» **EXERCISE DIRECTIONS**
Write out the records below once more, exactly as they stand.
--- STUDY MATERIAL ---
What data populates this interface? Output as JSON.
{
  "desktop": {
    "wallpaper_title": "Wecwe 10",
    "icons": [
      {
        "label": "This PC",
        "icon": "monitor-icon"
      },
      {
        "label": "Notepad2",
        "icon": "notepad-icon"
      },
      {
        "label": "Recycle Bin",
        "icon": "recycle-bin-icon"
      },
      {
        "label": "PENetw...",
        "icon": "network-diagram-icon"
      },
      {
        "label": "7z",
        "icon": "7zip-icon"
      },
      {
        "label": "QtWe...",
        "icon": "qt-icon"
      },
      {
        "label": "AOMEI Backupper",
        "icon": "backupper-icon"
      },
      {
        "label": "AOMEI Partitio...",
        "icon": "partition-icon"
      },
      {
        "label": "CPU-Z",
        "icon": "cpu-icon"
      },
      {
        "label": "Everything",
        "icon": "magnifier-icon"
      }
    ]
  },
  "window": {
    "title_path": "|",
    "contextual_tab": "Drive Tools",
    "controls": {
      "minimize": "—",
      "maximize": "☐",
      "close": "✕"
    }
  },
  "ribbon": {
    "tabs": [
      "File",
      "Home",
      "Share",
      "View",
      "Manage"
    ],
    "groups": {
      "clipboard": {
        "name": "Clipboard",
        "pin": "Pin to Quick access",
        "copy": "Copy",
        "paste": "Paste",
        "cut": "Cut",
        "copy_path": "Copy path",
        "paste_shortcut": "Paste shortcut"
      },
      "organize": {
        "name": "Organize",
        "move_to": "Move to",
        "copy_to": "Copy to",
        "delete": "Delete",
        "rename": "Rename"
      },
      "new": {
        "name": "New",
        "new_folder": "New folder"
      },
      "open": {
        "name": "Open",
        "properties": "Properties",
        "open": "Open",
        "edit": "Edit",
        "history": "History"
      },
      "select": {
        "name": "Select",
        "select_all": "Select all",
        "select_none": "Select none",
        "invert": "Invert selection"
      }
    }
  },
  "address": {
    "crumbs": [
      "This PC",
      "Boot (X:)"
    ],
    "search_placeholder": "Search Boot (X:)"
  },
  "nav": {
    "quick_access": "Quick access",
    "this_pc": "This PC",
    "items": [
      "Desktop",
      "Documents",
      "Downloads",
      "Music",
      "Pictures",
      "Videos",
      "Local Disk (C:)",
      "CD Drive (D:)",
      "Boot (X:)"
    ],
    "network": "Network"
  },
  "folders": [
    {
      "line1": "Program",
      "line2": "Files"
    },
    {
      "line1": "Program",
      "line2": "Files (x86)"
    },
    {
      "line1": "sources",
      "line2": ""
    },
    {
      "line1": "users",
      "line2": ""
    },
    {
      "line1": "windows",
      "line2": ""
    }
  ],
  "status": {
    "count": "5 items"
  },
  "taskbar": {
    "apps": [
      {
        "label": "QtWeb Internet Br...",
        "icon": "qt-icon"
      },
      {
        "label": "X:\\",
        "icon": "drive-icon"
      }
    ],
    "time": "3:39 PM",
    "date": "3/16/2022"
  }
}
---
» **WRITTEN ANSWER**
What data populates this interface? Output as JSON.
{
  "desktop": {
    "wallpaper_title": "Wecwe 10",
    "icons": [
      {
        "label": "This PC",
        "icon": "monitor-icon"
      },
      {
        "label": "Notepad2",
        "icon": "notepad-icon"
      },
      {
        "label": "Recycle Bin",
        "icon": "recycle-bin-icon"
      },
      {
        "label": "PENetw...",
        "icon": "network-diagram-icon"
      },
      {
        "label": "7z",
        "icon": "7zip-icon"
      },
      {
        "label": "QtWe...",
        "icon": "qt-icon"
      },
      {
        "label": "AOMEI Backupper",
        "icon": "backupper-icon"
      },
      {
        "label": "AOMEI Partitio...",
        "icon": "partition-icon"
      },
      {
        "label": "CPU-Z",
        "icon": "cpu-icon"
      },
      {
        "label": "Everything",
        "icon": "magnifier-icon"
      }
    ]
  },
  "window": {
    "title_path": "|",
    "contextual_tab": "Drive Tools",
    "controls": {
      "minimize": "—",
      "maximize": "☐",
      "close": "✕"
    }
  },
  "ribbon": {
    "tabs": [
      "File",
      "Home",
      "Share",
      "View",
      "Manage"
    ],
    "groups": {
      "clipboard": {
        "name": "Clipboard",
        "pin": "Pin to Quick access",
        "copy": "Copy",
        "paste": "Paste",
        "cut": "Cut",
        "copy_path": "Copy path",
        "paste_shortcut": "Paste shortcut"
      },
      "organize": {
        "name": "Organize",
        "move_to": "Move to",
        "copy_to": "Copy to",
        "delete": "Delete",
        "rename": "Rename"
      },
      "new": {
        "name": "New",
        "new_folder": "New folder"
      },
      "open": {
        "name": "Open",
        "properties": "Properties",
        "open": "Open",
        "edit": "Edit",
        "history": "History"
      },
      "select": {
        "name": "Select",
        "select_all": "Select all",
        "select_none": "Select none",
        "invert": "Invert selection"
      }
    }
  },
  "address": {
    "crumbs": [
      "This PC",
      "Boot (X:)"
    ],
    "search_placeholder": "Search Boot (X:)"
  },
  "nav": {
    "quick_access": "Quick access",
    "this_pc": "This PC",
    "items": [
      "Desktop",
      "Documents",
      "Downloads",
      "Music",
      "Pictures",
      "Videos",
      "Local Disk (C:)",
      "CD Drive (D:)",
      "Boot (X:)"
    ],
    "network": "Network"
  },
  "folders": [
    {
      "line1": "Program",
      "line2": "Files"
    },
    {
      "line1": "Program",
      "line2": "Files (x86)"
    },
    {
      "line1": "sources",
      "line2": ""
    },
    {
      "line1": "users",
      "line2": ""
    },
    {
      "line1": "windows",
      "line2": ""
    }
  ],
  "status": {
    "count": "5 items"
  },
  "taskbar": {
    "apps": [
      {
        "label": "QtWeb Internet Br...",
        "icon": "qt-icon"
      },
      {
        "label": "X:\\",
        "icon": "drive-icon"
      }
    ],
    "time": "3:39 PM",
    "date": "3/16/2022"
  }
}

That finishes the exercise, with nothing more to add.